Today’s announcement of the previously rumored “All-Digital Edition” of the Xbox One S is one of the few instances when a redesigned version of a home console is, from a features perspective, strictly worse than the version that came before it. The removal of the disc drive means the All-Digital Edition can’t play Blu-rays, DVDs, or old disc-based games you (or GameStop) might have lying around, and it won’t let you resell any games you might buy for it. The new box isn’t even any smaller, even though the bulky optical drive has been removed.
Microsoft intends to make up for this loss of features with a lower price point for the new unit, which will sell for a $249 MSRP starting May 7. But that suggested price point—while technically lower than the official $299 MSRP for a 1TB Xbox One S bundle—doesn’t seem likely to convince many people to invest in the disc-free console future.
An old low price?
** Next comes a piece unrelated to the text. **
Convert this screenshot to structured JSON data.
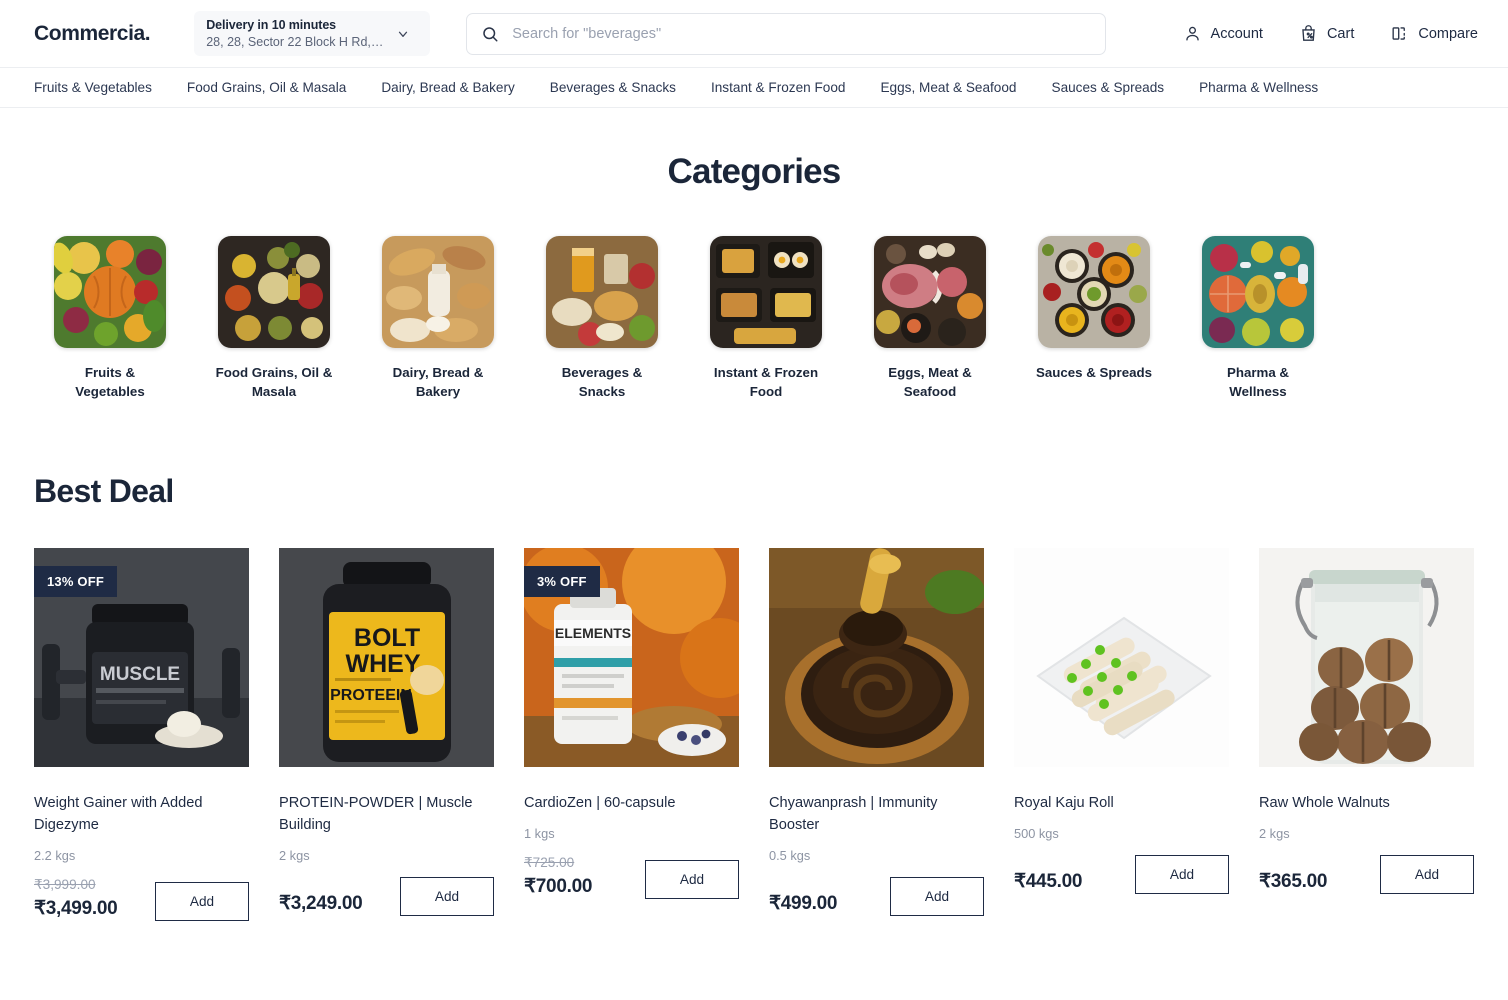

To understand why $249 is such an odd MSRP for this new, less-capable Xbox One, we have to look back at the history of Xbox One pricing. After a higher-than-expected $499 launch with a bundled Kinect, the Xbox One saw some relatively rapid price reductions after the 2014 Kinect unbundling. By September 2016, players could already get into the Xbox One ecosystem (with a bundled game) for the low, low price of $249.